the main idea 40 If there were an equilibrium which is totally transparent to itself, what would it look like? Total transparency implies that both players are perfect predictors (remember? one-boxers!) Two principles can be derived from this assumption. These principles lead to a unique equilibrium that the players can compute and which is stable against their knowledge of it.
§ Perfect transparency implies that the players are perfect predictors (Dupuy, 2000) 41 Peter predicts Mary does A. Peter predicts Mary does B. Mary does A. Mary does B.
Time: Preemption § What if some hypothetical future event (counterfactually) brings about a past event, and this past event causes a different future to happen (a.k.a. grandfather's paradox)? 44
(Dupuy) § Past counterfactually dependent on the future § Future causally dependent on the past § A fixpoint problem § The players know about this fixpoint problem and this is why they are perfect predictors!

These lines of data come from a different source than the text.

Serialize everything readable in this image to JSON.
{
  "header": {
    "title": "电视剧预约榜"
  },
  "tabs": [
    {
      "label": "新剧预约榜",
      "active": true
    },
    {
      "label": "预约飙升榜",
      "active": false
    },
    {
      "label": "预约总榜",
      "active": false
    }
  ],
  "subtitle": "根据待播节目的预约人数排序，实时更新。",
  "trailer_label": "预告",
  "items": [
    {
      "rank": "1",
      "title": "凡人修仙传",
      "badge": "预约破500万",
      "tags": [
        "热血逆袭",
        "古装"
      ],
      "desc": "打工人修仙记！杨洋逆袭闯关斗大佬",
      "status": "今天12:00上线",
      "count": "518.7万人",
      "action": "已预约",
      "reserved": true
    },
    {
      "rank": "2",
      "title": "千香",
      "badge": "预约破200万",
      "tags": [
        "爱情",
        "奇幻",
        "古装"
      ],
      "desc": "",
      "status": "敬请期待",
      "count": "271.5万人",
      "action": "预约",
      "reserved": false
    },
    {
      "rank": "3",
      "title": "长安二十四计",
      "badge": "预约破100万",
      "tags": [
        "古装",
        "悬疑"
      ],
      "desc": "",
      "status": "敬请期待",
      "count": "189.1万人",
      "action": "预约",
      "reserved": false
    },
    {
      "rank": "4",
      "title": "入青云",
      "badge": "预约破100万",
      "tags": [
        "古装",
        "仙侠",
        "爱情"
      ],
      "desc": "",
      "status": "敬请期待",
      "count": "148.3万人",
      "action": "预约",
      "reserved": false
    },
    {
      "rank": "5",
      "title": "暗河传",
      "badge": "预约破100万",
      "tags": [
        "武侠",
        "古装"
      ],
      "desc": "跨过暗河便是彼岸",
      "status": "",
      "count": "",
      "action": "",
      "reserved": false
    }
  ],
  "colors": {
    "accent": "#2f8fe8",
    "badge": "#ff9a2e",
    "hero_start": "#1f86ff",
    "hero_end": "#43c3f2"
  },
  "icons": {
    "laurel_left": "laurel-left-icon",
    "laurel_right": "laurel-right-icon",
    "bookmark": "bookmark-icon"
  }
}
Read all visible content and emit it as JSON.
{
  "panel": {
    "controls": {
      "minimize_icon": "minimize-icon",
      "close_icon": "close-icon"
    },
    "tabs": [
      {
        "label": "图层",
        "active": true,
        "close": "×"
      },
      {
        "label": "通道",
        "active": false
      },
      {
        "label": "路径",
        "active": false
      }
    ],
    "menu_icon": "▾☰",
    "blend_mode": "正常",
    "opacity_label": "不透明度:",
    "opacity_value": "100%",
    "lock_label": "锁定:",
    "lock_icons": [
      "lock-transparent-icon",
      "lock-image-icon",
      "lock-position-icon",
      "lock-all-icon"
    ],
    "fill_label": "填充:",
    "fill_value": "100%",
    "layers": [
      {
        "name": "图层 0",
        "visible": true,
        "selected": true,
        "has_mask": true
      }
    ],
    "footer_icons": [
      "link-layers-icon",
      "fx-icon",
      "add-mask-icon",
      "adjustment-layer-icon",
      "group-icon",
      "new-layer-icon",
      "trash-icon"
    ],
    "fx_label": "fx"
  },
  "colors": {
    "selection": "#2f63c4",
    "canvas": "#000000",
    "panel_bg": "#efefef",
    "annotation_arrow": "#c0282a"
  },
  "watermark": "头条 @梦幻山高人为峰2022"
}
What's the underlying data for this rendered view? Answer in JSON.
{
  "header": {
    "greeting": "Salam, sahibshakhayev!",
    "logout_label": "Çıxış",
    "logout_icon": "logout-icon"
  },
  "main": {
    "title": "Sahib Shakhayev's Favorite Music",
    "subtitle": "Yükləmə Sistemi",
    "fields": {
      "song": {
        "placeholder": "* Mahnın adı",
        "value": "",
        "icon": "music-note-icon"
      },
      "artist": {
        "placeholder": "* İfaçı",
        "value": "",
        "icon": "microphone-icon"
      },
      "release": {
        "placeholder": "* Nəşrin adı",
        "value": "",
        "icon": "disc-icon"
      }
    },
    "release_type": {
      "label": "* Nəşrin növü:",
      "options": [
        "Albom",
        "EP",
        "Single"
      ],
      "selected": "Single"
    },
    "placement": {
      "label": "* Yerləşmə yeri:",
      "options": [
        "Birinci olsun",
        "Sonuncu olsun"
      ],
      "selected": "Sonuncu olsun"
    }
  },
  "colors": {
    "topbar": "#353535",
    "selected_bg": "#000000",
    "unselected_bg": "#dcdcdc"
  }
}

of choice (simplified) § First Principle: Outcomes and nodes preempted by the past they bring about cannot be chosen. § Second Principle: Among the remaining outcomes and nodes, the player chooses the one (s)he prefers. 55
Equilibrium: main results § Defined for games with no ties. § Theorem (since 2004): § It always exists and is unique. § Its outcome is always Pareto-optimal. § It is totally transparent to itself. 70
Quantum Information § Schrödinger's paradox "is interesting precisely because it blows up quantum consequences to real-life size" (Jon Lindsay, 1994) § Newcomb's paradox "ties an elusive notion [prediction, determinism] to a real-life-sized fact [money in a box]" (J.-P. Dupuy, 2000) 72
in theoretical physics 77 If there were a theory which is deterministic and totally transparent to itself, what would it look like? Total transparency implies that scientists (we?) are perfect predictors. Does it imply quantum physics (contingency of measurements)? The actual world as a fixpoint. This leads to a unique possible actual world, which one can compute and is stable given its knowledge. It is transparent to itself.
§ Gardner, M., 1973. Free Will Revisited, With a Mind-Bending Prediction Paradox by William Newcomb. Scientific American 229 § Dupuy, J.-P., 2000. Philosophical Foundations of a New Concept of Equilibrium in the Social Sciences: Projected Equilibrium. Philosophical Studies 100, 323–356. § Nash, J., 1951. Non-cooperative Games. Annals of Mathematics 54, 286 – 295. § Perfect Prediction Equilibrium: to be submitted for publication § Deutsch, D., 1991. Quantum Mechanics near Closed Timelike Curves, Physical Review D44. 3197-3217. 78